Matthew 2: 1-12

Epiphany

January 5, 2020

Lincoln Street UMC, Portland, Oregon

Elizabeth Winslea

Here we are at the end and at another beginning. Today marks the last day of Christmas - technically, that’s actually tomorrow, January 6th, the Feast of the Epiphany.

But here at Lincoln Street Church, today in worship we remember the story of the magi and their journey, their vision and their gifts, and we close out our season of Christmas, when we find such joy in celebrating the arrival of the Christ in the form of an infant, startling those who paid attention.

So we finish up a beloved season, one that is full of memories and traditions.

One that holds our loss and grief as well, as promises forgone or death has stripped us of important relationships. But a beloved season even so, one that bewitches us with the offer of a child, an infant, who in all his innocence helps us to take a deep breath and hope once again in the future.

This season of Christmas closes upon us today, just as another opens.

In we have marched into another year. Another decade in fact.

2020 has come upon us, with all the questions and curiosities a new year often brings.

Where might I be living in a year?

What work will I be doing?

Who will be my family?

How much will my children have grown? have learned?

Will I finally take up that new hobby?

Finish the basement? Clean the garage?

And from the daily, quotidian aspects of our lives, we find ourselves at this juncture also pondering our faith journey and the questions that stir.

What will my relationship to the church be?

What will this church - this denomination - be?

What will I continue to uphold in my faith?

What will I allow to slough off?

What new inspiration or vision will I capture that will take me to new depths this year?

How will this year write itself upon my heart?

As we close out Christmas and open another year, in the calendar of the church year we move into the season of Epiphany. Beginning this morning with the story of the magi, we enter that time of our lectionary cycle when we are invited to listen once again to stories of how others have caught a vision and leapt up and out into something new. How they have allowed themselves to listen to out of the way places of their hearts and heed a call that often made no sense, and often brought with it a great deal of uncertainty and no small portion of inner turmoil.

And yet, that is not what we remember. We don’t document the anxiety and the anguish and the countless questions one asks oneself in the journey of the new. That is not what is recorded here for us this morning.

Instead, what we hear about is a star, and a plan, and a visit to a child that made all the difference, such that the travelers could not go home the way they came, for they had been indelibly changed. That is what we remember and honor.

That starlight can shine through the thickest clouds and stir us up in ways we didn’t know we needed stirring.

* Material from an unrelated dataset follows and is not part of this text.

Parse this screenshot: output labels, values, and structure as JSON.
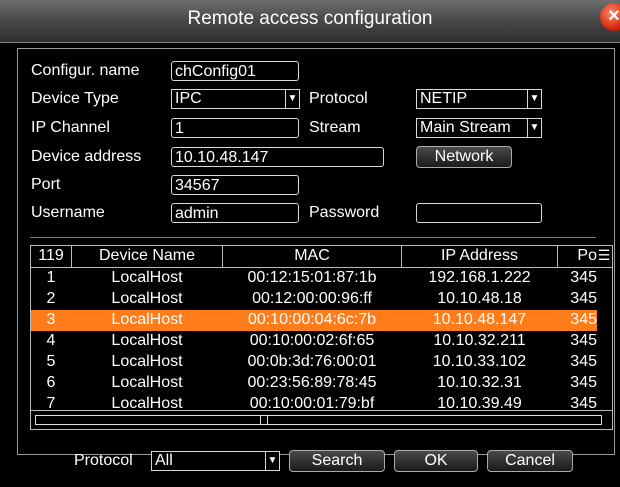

And that the vision that comes from such starlight often has us seeing our world in a whole new way - or at least ourselves.

In the twinkle of a night sky we can try on different strengths and interests. We awaken to adventure and under cloak of night throw off our garments of caution and instead light our way forward with a good dose of risk.

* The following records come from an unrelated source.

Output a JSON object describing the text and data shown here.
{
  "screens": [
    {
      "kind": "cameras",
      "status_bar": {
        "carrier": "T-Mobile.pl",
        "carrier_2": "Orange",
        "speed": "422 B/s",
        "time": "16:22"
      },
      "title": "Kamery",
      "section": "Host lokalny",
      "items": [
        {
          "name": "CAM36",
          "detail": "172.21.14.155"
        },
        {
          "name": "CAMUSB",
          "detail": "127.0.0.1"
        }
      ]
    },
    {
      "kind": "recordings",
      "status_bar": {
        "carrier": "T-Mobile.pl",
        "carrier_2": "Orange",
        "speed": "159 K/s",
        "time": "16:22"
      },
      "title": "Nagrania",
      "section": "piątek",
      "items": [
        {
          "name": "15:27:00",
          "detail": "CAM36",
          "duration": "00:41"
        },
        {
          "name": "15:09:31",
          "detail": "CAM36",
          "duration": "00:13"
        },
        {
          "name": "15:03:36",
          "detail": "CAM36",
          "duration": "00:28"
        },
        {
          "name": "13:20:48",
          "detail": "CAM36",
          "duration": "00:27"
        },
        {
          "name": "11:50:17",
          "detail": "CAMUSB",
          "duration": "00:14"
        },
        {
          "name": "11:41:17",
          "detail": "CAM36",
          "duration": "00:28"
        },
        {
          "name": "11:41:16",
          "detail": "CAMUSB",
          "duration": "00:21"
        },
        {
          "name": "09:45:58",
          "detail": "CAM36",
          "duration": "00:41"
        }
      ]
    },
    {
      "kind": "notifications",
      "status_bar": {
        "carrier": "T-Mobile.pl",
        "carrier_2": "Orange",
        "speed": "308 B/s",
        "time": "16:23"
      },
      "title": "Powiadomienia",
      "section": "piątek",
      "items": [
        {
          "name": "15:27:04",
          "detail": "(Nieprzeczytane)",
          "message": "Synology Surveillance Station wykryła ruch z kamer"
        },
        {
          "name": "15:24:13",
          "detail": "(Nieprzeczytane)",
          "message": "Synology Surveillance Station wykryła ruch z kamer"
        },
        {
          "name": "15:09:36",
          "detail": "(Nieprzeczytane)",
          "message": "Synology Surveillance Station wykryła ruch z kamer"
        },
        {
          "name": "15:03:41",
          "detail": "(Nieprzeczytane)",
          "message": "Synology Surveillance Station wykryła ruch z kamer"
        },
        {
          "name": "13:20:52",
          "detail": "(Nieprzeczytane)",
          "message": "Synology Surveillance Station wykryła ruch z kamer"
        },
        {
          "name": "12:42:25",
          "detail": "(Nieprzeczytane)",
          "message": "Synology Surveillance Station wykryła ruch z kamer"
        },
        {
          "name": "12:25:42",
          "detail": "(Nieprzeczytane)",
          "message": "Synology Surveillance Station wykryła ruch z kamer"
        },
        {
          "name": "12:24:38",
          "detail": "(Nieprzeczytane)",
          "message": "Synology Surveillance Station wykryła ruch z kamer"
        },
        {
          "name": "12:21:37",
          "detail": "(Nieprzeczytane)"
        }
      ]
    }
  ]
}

We are reminded this morning that this practice of faith calls us just like it did our ancestors - calls us into new territories, calls us beyond the “seduction of safety.”[1] And it promises that it is worth the effort. Worth the hard work of asking the questions and taking the risks that carry us into new ventures and understandings.

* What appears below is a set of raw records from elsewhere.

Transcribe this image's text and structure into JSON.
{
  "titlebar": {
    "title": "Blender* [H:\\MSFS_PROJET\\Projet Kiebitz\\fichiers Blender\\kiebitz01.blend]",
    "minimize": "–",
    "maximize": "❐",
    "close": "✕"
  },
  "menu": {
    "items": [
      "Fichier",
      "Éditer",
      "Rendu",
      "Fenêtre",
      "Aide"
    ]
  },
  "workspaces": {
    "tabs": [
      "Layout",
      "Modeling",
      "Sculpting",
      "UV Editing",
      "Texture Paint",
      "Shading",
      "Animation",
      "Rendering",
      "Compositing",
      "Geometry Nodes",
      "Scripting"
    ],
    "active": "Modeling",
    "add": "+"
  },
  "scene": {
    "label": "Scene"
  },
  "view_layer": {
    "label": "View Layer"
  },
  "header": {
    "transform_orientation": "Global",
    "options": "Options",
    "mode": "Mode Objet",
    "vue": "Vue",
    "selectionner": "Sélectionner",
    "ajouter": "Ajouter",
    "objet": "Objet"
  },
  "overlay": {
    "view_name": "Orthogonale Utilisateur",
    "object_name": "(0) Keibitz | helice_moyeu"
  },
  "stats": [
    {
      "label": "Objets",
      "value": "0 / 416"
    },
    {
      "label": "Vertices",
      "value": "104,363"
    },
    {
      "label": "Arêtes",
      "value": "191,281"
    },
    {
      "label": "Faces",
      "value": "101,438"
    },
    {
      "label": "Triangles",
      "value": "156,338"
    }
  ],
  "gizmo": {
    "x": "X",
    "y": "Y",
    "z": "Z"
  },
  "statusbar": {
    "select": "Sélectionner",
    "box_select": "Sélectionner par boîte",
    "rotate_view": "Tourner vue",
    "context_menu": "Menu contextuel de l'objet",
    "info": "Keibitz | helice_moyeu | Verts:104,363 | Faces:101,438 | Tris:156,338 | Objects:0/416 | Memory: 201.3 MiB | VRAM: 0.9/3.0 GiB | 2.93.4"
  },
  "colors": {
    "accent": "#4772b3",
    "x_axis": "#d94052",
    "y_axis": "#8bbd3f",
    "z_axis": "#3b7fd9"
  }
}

How will this year write itself upon your heart?

We have here at Lincoln Street a growing tradition of receiving a new word each year - to mark the entrance into another year of seeking epiphanies. These star words wink a little light at you, and shine into a unexplored corner of your spirit. They are no magic indicator. But just like starlight, they might shine just bright enough, nudge you in the side just that little bit enough. Enough to follow the magi, and seek new growth.

We close the Christmas season but we do not say goodbye to the Christ child. For when we set out as people of Epiphany, we do so with the spirit of the Christ closely at hand. “Soon you will be home in a new rhythm” as the starlight of epiphany urges you onward. Can’t you “sense how the world awaits you”?[2]

How will this year write itself upon your heart?

Amen.

This sermon was written by Elizabeth Winslea and delivered on January 5, 2020 at Lincoln Street United Methodist Church. It is published here with the permission of the author. Please link back to this post and credit the author if you reprint or use any portion of it.

 


[1]  John O’Donohue, “For a New Beginning” in To Bless the Space Between Us: A Book of Blessings, Doubleday © 2008, page 14.

[2] O’Donohue.